# 3.10: A Geophysical Example

Assume that planet Earth is spherical and that it has a little magnet or current loop at its centre. By “little” I mean small compared with the radius of the Earth. Suppose that, at a large distance from the magnet or current loop the geometry of the magnetic field is the same as that of an electric field at a large distance from a simple dipole. That is to say, the equation to the lines of force is \(r=a\sin^2 \theta \)(equation 3.7.13), and the differential equation to the lines of force is \(\frac{dr}{dθ} = \frac{2r}{tan \theta}\)(equation 3.7.12).

Show that the angle of dip *D* at geomagnetic latitude *L* is given by

\[\tan D = 2\tan L \]

The geometry is shown in figure III.16.

The result is a simple one, and there is probably a simpler way of getting it than the one I tried. Let me know (jtatum@uvic.ca) if you find a simpler way. In the meantime, here is my solution.
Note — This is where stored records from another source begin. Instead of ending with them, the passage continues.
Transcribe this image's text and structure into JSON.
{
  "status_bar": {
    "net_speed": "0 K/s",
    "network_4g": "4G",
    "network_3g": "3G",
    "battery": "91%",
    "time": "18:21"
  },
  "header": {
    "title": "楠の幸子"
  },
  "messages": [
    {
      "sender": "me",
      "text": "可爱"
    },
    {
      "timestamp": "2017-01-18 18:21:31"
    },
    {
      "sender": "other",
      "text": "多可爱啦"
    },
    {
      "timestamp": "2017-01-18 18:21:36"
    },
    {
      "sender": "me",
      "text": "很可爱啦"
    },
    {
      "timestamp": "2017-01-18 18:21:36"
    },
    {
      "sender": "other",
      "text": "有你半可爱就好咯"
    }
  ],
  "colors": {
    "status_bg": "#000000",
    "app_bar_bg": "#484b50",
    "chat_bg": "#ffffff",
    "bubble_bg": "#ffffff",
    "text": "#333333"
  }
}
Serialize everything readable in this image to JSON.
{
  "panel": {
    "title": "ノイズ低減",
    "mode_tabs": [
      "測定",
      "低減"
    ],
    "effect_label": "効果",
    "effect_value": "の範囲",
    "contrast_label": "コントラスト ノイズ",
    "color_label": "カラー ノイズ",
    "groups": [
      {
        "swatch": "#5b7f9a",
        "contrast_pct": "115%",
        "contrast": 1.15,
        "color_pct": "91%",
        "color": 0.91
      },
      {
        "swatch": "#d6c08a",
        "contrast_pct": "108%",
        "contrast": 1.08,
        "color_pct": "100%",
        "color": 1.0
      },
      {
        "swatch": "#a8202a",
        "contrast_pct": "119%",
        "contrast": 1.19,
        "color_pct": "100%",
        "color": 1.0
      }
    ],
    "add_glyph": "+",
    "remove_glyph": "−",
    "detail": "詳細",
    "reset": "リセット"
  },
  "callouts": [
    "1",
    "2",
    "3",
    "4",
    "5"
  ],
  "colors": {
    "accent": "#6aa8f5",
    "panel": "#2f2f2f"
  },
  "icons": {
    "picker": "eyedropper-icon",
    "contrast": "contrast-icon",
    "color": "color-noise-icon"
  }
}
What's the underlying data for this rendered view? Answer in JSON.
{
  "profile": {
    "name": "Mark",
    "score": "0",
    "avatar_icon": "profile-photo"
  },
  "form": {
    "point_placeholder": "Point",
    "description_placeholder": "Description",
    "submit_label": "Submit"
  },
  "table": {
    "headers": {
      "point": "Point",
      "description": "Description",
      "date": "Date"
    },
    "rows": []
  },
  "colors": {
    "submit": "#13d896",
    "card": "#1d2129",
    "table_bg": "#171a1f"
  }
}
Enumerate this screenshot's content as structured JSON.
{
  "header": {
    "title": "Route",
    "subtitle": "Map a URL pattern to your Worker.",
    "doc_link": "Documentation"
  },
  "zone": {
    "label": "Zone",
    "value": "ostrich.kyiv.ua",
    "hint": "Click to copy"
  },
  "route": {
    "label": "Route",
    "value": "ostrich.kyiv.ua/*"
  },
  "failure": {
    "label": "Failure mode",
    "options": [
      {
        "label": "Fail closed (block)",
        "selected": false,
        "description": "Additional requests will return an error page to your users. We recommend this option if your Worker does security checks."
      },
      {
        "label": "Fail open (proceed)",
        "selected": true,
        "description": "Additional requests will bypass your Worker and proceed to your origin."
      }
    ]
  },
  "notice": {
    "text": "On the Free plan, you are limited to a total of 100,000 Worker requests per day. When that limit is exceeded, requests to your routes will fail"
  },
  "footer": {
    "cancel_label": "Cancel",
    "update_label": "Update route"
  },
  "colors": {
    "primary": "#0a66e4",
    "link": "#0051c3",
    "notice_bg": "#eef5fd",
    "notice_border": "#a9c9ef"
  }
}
I am going to try to find the slope \(m_1\) of the tangent to Earth (i.e. of the horizon) and the slope \(m_2\) of the line of force. Then the angle *D* between them will be given by the equation (which I am hoping is well known from coordinate geometry!)

\[\tan D = \frac{m_1 -m_2}{1+m_1m_2}.\]

The first is easy:

\[m_1=\tan (90^\circ + \theta ) = -\frac{1}{\tan \theta}\label{3.10.3}\]

For \(m_2\) we want to find the slope of the line of force, whose equation is given in polar coordinates? So, how do you find the slope of a curve whose equation is given in polar coordinates? We can do it like this:

\[\begin{align} x&=r\cos \theta , \\ y&=r\sin \theta , \\ dx&=\cos \theta dr - r\sin \theta d\theta , \\ dy&=\sin \theta dr + r\cos \theta d\theta . \\ \end{align}\]

From these, we obtain

\[\frac{dy}{dx}=\frac{\sin \theta \frac{dr}{d\theta}+r\cos \theta }{\cos \theta \frac{dr}{d\theta}-r\sin \theta }.\label{3.10.8}\]

In our particular case, we have \(\frac{dr}{d\theta}=\frac{2r}{\tan \theta}\) (equation 3.7.12), so if we substitute this into Equation \ref{3.10.8} we soon obtain

\[m_2 = \frac{3\sin \theta \cos \theta}{3\cos^2 \theta -1}.\label{3.10.9}\]

Now put Equations \ref{3.10.3} and \ref{3.10.9} into equation 3.10.2, and, after a little algebra, we soon obtain

\[\tan D = \frac{2}{\tan \theta}=2\tan L . \]

Here is another question. The magnetic field is generally given the symbol *B*. Show that the strength of the magnetic field *B*(*L*) at geomagnetic latitude *L* is given by

\[B(L) = B(0)\sqrt{1+3\sin^2 L } ,\]

where B(0) is the strength of the field at the equator. This means that it is twice as strong at the magnetic poles as at the equator.

Start with equation 3.7.2, which gives the electric field at a distant point on the equator of an electric dipole. That equation was \(E=\frac{p}{4\pi\epsilon_0 y^3}\). In this case we are dealing with a magnetic field and a magnetic dipole, so we’ll replace the electric field *E* with a magnetic field *B*. Also \(p/(4π\epsilon_0)\) is a combination of electrical quantities, and since we are interested only in the geometry (i.e. on how *B* varies from equation to pole, let’s just write \(p/(4\pi\epsilon_0 )\) as *k*. And we’ll take the radius of Earth to be *R*, so that equation 3.7.2 gives for the magnetic field at the surface of Earth on the equator as

\[B(0) = \frac{k}{R^3}.\]

In a similar vein, equations 3.7.10 for the radial and transverse components of the field at geomagnetic latitude *L* (which is 90º − θ) become

\[B_r ( L) = \frac{2k\sin L}{R^3} \quad \text{and} \quad B_{\theta}(L)=\frac{k\cos L}{R^3}.\]

And since \(B=\sqrt{B_r^2 + B_{\theta}^2}\) the result immediately follows.